HOW TO COMPLETE THIS TASK -
Which of the lines below hold "głosów"? Please return each one.

PROVIDED DATA START

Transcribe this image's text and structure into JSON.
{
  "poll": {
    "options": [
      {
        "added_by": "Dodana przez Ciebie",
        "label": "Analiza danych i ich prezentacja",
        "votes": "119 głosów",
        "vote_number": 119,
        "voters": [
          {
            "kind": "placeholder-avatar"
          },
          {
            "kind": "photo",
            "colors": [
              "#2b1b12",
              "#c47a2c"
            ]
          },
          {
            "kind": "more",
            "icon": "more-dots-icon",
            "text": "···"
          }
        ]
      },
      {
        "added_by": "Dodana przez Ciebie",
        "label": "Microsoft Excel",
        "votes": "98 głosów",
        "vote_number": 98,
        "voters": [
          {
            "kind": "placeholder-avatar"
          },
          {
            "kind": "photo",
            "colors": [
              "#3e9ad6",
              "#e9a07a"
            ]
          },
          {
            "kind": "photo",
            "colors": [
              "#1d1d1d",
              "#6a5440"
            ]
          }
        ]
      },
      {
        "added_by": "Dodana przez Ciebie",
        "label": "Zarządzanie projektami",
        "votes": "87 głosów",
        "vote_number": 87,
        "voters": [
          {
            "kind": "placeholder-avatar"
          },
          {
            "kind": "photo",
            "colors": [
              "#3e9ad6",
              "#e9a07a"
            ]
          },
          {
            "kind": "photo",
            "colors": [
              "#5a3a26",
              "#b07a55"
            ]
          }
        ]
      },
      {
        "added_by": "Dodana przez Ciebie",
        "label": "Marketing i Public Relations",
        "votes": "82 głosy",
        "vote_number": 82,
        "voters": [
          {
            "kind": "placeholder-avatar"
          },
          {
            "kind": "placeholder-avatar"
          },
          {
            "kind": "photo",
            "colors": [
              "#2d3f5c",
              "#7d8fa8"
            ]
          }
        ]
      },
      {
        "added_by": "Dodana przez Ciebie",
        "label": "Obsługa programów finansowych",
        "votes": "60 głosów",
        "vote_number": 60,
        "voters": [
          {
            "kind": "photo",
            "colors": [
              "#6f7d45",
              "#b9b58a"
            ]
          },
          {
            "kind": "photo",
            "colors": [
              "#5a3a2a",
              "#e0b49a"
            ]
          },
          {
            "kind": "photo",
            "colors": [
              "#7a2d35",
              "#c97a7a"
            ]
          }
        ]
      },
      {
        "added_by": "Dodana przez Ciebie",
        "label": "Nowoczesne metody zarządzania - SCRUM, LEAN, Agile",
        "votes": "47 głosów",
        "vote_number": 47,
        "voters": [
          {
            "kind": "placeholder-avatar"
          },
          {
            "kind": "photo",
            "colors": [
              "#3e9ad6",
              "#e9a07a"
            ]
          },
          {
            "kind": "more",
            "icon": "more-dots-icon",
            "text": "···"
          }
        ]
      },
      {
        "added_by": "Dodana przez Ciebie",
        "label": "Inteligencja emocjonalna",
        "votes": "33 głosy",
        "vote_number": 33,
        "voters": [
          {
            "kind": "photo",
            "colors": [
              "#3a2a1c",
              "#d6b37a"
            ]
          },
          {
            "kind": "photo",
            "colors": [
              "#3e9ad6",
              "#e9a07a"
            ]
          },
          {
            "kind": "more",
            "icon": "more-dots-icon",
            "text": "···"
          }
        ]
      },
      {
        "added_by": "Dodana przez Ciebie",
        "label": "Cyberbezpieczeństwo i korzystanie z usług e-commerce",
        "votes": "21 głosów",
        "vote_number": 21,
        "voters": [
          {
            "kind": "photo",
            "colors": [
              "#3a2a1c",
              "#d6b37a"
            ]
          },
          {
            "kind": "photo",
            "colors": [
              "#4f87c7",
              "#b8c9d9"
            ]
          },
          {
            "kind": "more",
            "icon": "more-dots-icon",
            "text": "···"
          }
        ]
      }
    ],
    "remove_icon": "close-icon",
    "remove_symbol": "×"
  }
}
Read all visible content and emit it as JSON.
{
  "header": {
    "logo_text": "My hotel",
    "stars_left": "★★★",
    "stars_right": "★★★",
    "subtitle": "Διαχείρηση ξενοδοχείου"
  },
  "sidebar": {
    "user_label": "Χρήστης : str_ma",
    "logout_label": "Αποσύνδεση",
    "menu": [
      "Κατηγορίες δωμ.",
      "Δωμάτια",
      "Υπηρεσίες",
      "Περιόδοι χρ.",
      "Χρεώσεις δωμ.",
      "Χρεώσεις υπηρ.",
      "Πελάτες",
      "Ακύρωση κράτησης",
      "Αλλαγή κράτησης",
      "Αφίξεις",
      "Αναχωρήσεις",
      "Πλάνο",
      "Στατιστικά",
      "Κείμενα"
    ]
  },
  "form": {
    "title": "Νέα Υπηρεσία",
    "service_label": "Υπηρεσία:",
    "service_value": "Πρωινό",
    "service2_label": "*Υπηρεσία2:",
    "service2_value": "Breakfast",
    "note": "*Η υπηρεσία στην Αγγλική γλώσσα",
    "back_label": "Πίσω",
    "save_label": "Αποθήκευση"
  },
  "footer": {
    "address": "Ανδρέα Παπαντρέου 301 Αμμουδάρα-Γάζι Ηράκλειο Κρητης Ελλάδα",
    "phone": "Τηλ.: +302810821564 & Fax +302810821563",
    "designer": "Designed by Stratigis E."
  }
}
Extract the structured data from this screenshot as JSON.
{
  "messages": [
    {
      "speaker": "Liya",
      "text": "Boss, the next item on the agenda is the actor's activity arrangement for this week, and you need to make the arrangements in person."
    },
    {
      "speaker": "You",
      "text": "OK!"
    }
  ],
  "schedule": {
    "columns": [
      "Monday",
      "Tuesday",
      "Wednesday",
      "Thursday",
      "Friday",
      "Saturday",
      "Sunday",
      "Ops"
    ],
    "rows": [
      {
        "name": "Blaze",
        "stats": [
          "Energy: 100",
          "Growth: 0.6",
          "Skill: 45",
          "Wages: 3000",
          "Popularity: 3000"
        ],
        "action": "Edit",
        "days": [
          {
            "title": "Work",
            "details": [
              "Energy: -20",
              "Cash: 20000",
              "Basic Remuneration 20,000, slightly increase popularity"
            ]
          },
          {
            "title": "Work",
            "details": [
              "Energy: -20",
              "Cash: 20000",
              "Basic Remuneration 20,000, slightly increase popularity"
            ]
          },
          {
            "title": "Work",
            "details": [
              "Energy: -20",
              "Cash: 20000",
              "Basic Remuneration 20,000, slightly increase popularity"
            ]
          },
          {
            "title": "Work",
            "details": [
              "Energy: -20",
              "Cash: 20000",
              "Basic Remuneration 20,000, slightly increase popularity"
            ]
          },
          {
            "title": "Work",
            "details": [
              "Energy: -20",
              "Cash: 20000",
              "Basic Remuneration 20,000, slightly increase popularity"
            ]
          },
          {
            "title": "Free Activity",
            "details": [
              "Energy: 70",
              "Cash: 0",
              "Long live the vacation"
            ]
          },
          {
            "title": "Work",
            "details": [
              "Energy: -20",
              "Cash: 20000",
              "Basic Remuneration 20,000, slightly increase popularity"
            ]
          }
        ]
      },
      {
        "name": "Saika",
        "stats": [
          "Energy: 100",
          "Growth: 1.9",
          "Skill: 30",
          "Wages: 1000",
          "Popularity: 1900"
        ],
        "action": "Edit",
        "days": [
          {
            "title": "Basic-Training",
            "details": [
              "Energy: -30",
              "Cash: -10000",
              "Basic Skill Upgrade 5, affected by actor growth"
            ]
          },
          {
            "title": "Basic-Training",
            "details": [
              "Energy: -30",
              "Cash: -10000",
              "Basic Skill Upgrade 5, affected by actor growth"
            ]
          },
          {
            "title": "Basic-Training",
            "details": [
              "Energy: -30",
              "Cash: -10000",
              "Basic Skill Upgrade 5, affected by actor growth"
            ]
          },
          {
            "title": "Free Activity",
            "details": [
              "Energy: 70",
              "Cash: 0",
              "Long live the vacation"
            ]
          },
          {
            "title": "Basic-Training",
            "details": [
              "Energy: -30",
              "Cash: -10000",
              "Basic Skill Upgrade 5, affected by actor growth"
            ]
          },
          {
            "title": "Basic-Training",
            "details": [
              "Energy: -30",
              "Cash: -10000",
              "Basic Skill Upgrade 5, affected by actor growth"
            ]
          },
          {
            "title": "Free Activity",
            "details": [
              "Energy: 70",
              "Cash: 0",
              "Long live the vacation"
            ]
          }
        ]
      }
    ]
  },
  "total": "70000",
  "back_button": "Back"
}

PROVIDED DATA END

RESPONSE AREA -
        "votes": "119 głosów",
        "votes": "98 głosów",
        "votes": "87 głosów",
        "votes": "60 głosów",
        "votes": "47 głosów",
        "votes": "21 głosów",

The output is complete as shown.